### What is expected:
Find every line with the string "source" in the material below and copy it.

### Records to process:

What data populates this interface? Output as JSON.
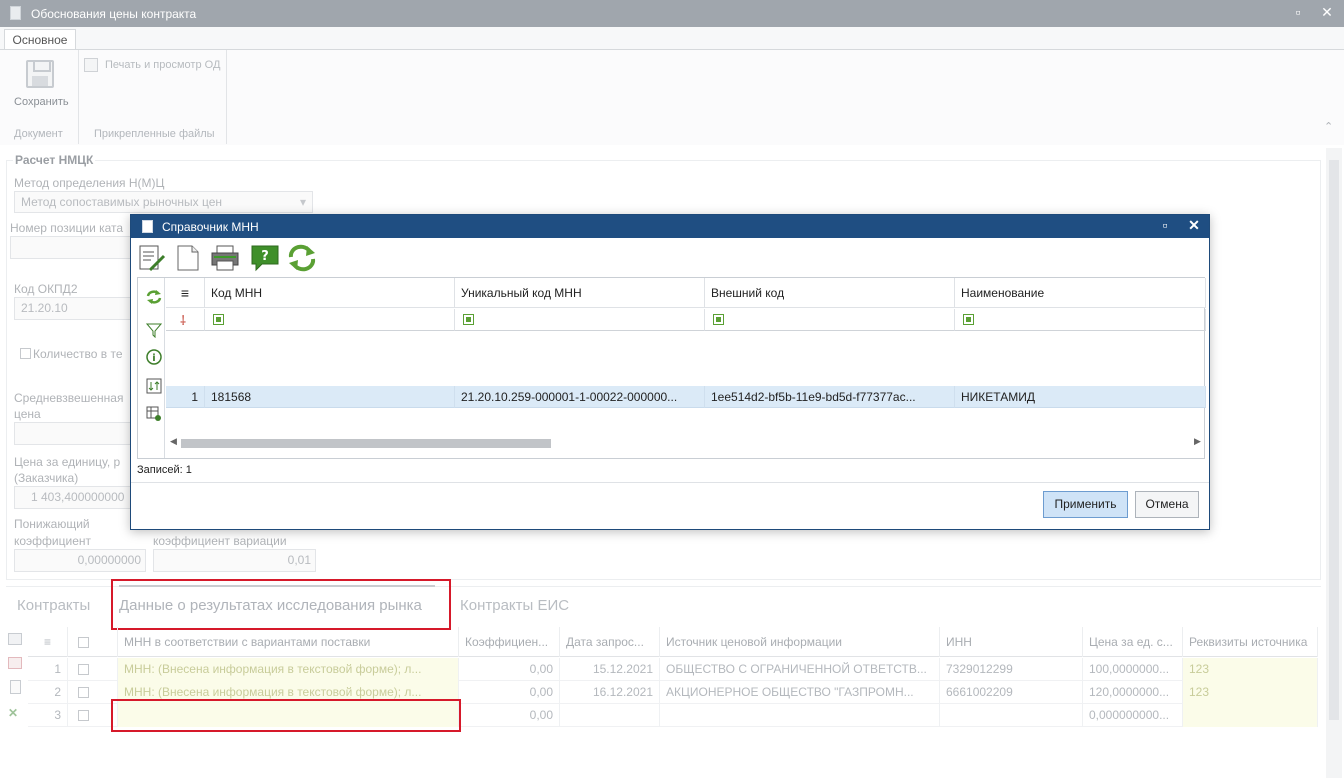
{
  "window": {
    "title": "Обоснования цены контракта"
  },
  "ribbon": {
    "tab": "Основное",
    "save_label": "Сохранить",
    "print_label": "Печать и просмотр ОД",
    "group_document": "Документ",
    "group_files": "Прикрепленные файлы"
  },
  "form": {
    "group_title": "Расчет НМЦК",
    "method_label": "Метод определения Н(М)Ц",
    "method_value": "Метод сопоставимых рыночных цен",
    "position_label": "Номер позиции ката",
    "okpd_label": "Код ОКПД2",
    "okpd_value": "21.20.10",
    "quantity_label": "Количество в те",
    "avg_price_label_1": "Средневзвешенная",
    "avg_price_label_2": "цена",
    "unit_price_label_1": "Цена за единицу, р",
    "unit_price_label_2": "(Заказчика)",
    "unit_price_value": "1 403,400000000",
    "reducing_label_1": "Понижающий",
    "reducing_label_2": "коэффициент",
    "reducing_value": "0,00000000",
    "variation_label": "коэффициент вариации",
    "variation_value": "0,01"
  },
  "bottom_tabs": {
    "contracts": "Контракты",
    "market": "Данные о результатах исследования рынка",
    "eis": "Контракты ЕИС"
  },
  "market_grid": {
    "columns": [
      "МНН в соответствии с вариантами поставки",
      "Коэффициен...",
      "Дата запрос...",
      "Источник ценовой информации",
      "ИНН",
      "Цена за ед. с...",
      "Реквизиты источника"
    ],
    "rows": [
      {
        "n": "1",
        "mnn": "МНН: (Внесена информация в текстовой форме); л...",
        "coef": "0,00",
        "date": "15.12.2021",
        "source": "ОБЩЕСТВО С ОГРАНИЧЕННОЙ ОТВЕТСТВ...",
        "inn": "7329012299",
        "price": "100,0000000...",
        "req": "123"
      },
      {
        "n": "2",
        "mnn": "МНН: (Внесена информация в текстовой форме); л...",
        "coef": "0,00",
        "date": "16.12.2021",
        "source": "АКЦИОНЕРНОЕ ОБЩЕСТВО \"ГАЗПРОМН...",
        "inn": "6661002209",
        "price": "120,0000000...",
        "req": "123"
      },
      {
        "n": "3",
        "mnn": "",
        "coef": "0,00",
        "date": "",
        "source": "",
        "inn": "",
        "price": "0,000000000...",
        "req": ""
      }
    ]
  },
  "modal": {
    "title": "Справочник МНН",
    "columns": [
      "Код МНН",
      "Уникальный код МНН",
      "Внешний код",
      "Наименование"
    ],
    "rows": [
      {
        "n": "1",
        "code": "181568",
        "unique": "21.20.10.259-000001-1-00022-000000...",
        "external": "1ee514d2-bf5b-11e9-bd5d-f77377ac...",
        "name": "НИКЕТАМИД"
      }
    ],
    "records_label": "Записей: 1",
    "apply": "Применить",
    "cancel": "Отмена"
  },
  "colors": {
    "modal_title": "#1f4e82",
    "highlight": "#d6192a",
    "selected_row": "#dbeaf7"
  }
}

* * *

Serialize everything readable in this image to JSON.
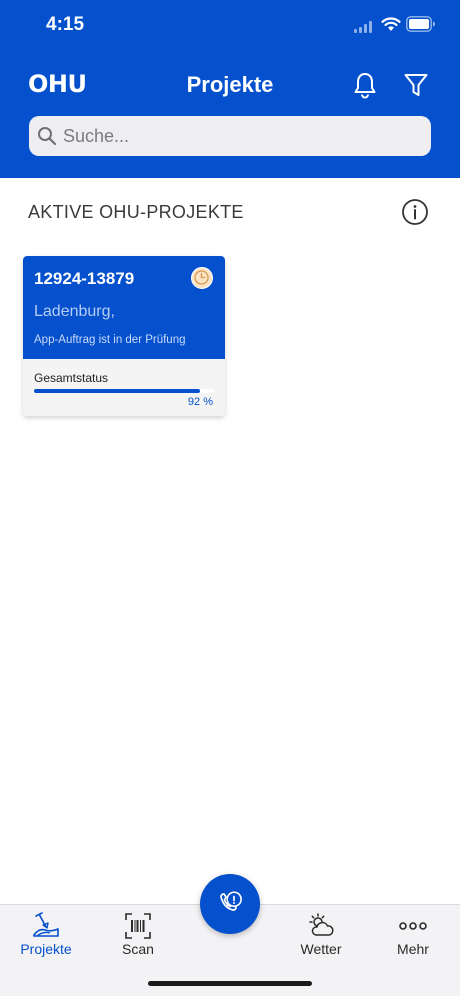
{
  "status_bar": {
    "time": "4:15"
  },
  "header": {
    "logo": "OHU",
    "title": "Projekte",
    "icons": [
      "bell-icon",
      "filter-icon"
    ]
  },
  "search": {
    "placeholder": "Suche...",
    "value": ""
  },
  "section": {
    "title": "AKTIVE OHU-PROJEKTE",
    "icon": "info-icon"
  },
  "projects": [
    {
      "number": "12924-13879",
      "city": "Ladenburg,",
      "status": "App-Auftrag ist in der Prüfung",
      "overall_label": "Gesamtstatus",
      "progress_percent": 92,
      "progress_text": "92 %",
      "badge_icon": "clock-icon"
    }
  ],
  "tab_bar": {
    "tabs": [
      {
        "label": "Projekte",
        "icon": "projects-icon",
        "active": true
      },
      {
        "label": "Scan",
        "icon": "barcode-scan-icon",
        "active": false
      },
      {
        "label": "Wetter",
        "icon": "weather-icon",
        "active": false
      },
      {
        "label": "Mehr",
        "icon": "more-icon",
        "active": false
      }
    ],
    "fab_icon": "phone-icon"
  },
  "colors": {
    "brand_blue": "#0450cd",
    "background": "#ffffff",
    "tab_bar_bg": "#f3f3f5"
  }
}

### Reply to the task:
        "source": "ОБЩЕСТВО С ОГРАНИЧЕННОЙ ОТВЕТСТВ...",
        "source": "АКЦИОНЕРНОЕ ОБЩЕСТВО \"ГАЗПРОМН...",
        "source": "",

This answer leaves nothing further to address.